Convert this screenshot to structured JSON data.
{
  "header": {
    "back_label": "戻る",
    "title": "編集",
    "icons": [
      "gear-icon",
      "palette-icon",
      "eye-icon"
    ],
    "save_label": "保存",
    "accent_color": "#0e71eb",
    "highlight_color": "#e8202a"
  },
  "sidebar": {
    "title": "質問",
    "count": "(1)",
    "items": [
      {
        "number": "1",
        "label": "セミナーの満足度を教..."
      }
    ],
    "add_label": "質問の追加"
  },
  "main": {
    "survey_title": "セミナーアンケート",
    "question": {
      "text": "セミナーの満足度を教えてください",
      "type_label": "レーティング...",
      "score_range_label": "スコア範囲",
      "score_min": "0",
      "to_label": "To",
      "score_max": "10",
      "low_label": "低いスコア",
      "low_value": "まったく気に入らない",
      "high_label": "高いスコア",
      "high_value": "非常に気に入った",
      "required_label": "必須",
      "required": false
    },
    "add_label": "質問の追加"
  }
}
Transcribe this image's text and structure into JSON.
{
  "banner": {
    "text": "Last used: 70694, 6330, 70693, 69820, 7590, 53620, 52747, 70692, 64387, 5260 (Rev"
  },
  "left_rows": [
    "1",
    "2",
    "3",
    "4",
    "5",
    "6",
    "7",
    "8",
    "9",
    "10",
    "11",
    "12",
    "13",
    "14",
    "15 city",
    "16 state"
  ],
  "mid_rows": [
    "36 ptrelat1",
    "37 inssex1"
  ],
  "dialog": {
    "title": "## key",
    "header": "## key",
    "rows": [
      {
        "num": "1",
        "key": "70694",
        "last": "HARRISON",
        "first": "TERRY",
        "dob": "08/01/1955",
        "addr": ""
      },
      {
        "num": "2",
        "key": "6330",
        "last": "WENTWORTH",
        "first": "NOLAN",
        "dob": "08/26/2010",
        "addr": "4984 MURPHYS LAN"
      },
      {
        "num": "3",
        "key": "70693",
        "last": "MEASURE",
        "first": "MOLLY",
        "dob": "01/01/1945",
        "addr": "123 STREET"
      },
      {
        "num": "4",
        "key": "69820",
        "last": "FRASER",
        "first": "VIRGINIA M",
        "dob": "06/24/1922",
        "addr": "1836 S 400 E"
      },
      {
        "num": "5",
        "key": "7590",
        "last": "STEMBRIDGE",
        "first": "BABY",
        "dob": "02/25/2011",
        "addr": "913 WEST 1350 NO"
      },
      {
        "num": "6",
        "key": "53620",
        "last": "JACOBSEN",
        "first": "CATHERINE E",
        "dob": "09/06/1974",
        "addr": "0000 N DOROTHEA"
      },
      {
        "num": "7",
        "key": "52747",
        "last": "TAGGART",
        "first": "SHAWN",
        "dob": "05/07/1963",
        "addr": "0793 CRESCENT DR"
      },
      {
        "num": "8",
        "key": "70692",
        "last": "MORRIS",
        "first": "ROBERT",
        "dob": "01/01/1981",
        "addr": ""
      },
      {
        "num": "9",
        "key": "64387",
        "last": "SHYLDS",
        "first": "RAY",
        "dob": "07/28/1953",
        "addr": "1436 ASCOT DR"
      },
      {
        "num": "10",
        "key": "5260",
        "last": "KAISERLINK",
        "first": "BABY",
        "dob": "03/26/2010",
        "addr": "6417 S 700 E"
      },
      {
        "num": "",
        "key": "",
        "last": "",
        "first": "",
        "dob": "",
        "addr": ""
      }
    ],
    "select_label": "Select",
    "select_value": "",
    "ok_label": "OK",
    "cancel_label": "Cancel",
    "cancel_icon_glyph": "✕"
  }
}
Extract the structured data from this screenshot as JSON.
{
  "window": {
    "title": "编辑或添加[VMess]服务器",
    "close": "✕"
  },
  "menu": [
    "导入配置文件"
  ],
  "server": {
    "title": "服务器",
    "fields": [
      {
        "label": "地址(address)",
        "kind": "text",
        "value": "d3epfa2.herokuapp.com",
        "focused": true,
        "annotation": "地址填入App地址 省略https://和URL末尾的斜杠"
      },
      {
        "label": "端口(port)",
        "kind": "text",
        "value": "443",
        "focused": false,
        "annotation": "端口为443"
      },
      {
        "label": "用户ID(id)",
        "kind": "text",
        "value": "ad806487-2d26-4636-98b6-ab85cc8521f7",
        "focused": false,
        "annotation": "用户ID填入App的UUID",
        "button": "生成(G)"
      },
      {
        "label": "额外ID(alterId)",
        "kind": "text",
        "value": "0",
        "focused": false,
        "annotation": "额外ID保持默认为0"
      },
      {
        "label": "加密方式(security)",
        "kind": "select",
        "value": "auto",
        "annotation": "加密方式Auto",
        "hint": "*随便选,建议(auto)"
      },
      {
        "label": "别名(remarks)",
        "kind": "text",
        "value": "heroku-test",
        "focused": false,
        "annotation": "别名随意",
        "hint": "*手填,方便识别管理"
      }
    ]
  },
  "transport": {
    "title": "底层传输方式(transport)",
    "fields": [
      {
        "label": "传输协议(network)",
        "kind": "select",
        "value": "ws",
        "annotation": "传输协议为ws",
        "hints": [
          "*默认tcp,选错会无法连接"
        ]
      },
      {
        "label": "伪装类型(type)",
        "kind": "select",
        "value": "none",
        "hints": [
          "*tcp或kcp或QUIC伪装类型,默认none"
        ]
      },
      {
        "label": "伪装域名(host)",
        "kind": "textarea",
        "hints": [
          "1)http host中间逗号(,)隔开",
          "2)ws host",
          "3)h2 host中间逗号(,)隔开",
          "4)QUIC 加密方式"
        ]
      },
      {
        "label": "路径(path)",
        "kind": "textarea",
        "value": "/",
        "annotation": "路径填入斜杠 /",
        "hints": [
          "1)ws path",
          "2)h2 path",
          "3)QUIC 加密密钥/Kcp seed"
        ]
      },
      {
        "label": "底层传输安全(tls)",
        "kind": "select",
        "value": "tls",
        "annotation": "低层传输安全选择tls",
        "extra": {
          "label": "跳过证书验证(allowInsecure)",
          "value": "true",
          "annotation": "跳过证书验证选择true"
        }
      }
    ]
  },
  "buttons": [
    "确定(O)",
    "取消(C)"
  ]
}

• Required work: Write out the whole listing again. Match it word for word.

• Result of the exercise:
Convert this screenshot to structured JSON data.
{
  "header": {
    "back_label": "戻る",
    "title": "編集",
    "icons": [
      "gear-icon",
      "palette-icon",
      "eye-icon"
    ],
    "save_label": "保存",
    "accent_color": "#0e71eb",
    "highlight_color": "#e8202a"
  },
  "sidebar": {
    "title": "質問",
    "count": "(1)",
    "items": [
      {
        "number": "1",
        "label": "セミナーの満足度を教..."
      }
    ],
    "add_label": "質問の追加"
  },
  "main": {
    "survey_title": "セミナーアンケート",
    "question": {
      "text": "セミナーの満足度を教えてください",
      "type_label": "レーティング...",
      "score_range_label": "スコア範囲",
      "score_min": "0",
      "to_label": "To",
      "score_max": "10",
      "low_label": "低いスコア",
      "low_value": "まったく気に入らない",
      "high_label": "高いスコア",
      "high_value": "非常に気に入った",
      "required_label": "必須",
      "required": false
    },
    "add_label": "質問の追加"
  }
}
Transcribe this image's text and structure into JSON.
{
  "banner": {
    "text": "Last used: 70694, 6330, 70693, 69820, 7590, 53620, 52747, 70692, 64387, 5260 (Rev"
  },
  "left_rows": [
    "1",
    "2",
    "3",
    "4",
    "5",
    "6",
    "7",
    "8",
    "9",
    "10",
    "11",
    "12",
    "13",
    "14",
    "15 city",
    "16 state"
  ],
  "mid_rows": [
    "36 ptrelat1",
    "37 inssex1"
  ],
  "dialog": {
    "title": "## key",
    "header": "## key",
    "rows": [
      {
        "num": "1",
        "key": "70694",
        "last": "HARRISON",
        "first": "TERRY",
        "dob": "08/01/1955",
        "addr": ""
      },
      {
        "num": "2",
        "key": "6330",
        "last": "WENTWORTH",
        "first": "NOLAN",
        "dob": "08/26/2010",
        "addr": "4984 MURPHYS LAN"
      },
      {
        "num": "3",
        "key": "70693",
        "last": "MEASURE",
        "first": "MOLLY",
        "dob": "01/01/1945",
        "addr": "123 STREET"
      },
      {
        "num": "4",
        "key": "69820",
        "last": "FRASER",
        "first": "VIRGINIA M",
        "dob": "06/24/1922",
        "addr": "1836 S 400 E"
      },
      {
        "num": "5",
        "key": "7590",
        "last": "STEMBRIDGE",
        "first": "BABY",
        "dob": "02/25/2011",
        "addr": "913 WEST 1350 NO"
      },
      {
        "num": "6",
        "key": "53620",
        "last": "JACOBSEN",
        "first": "CATHERINE E",
        "dob": "09/06/1974",
        "addr": "0000 N DOROTHEA"
      },
      {
        "num": "7",
        "key": "52747",
        "last": "TAGGART",
        "first": "SHAWN",
        "dob": "05/07/1963",
        "addr": "0793 CRESCENT DR"
      },
      {
        "num": "8",
        "key": "70692",
        "last": "MORRIS",
        "first": "ROBERT",
        "dob": "01/01/1981",
        "addr": ""
      },
      {
        "num": "9",
        "key": "64387",
        "last": "SHYLDS",
        "first": "RAY",
        "dob": "07/28/1953",
        "addr": "1436 ASCOT DR"
      },
      {
        "num": "10",
        "key": "5260",
        "last": "KAISERLINK",
        "first": "BABY",
        "dob": "03/26/2010",
        "addr": "6417 S 700 E"
      },
      {
        "num": "",
        "key": "",
        "last": "",
        "first": "",
        "dob": "",
        "addr": ""
      }
    ],
    "select_label": "Select",
    "select_value": "",
    "ok_label": "OK",
    "cancel_label": "Cancel",
    "cancel_icon_glyph": "✕"
  }
}
Extract the structured data from this screenshot as JSON.
{
  "window": {
    "title": "编辑或添加[VMess]服务器",
    "close": "✕"
  },
  "menu": [
    "导入配置文件"
  ],
  "server": {
    "title": "服务器",
    "fields": [
      {
        "label": "地址(address)",
        "kind": "text",
        "value": "d3epfa2.herokuapp.com",
        "focused": true,
        "annotation": "地址填入App地址 省略https://和URL末尾的斜杠"
      },
      {
        "label": "端口(port)",
        "kind": "text",
        "value": "443",
        "focused": false,
        "annotation": "端口为443"
      },
      {
        "label": "用户ID(id)",
        "kind": "text",
        "value": "ad806487-2d26-4636-98b6-ab85cc8521f7",
        "focused": false,
        "annotation": "用户ID填入App的UUID",
        "button": "生成(G)"
      },
      {
        "label": "额外ID(alterId)",
        "kind": "text",
        "value": "0",
        "focused": false,
        "annotation": "额外ID保持默认为0"
      },
      {
        "label": "加密方式(security)",
        "kind": "select",
        "value": "auto",
        "annotation": "加密方式Auto",
        "hint": "*随便选,建议(auto)"
      },
      {
        "label": "别名(remarks)",
        "kind": "text",
        "value": "heroku-test",
        "focused": false,
        "annotation": "别名随意",
        "hint": "*手填,方便识别管理"
      }
    ]
  },
  "transport": {
    "title": "底层传输方式(transport)",
    "fields": [
      {
        "label": "传输协议(network)",
        "kind": "select",
        "value": "ws",
        "annotation": "传输协议为ws",
        "hints": [
          "*默认tcp,选错会无法连接"
        ]
      },
      {
        "label": "伪装类型(type)",
        "kind": "select",
        "value": "none",
        "hints": [
          "*tcp或kcp或QUIC伪装类型,默认none"
        ]
      },
      {
        "label": "伪装域名(host)",
        "kind": "textarea",
        "hints": [
          "1)http host中间逗号(,)隔开",
          "2)ws host",
          "3)h2 host中间逗号(,)隔开",
          "4)QUIC 加密方式"
        ]
      },
      {
        "label": "路径(path)",
        "kind": "textarea",
        "value": "/",
        "annotation": "路径填入斜杠 /",
        "hints": [
          "1)ws path",
          "2)h2 path",
          "3)QUIC 加密密钥/Kcp seed"
        ]
      },
      {
        "label": "底层传输安全(tls)",
        "kind": "select",
        "value": "tls",
        "annotation": "低层传输安全选择tls",
        "extra": {
          "label": "跳过证书验证(allowInsecure)",
          "value": "true",
          "annotation": "跳过证书验证选择true"
        }
      }
    ]
  },
  "buttons": [
    "确定(O)",
    "取消(C)"
  ]
}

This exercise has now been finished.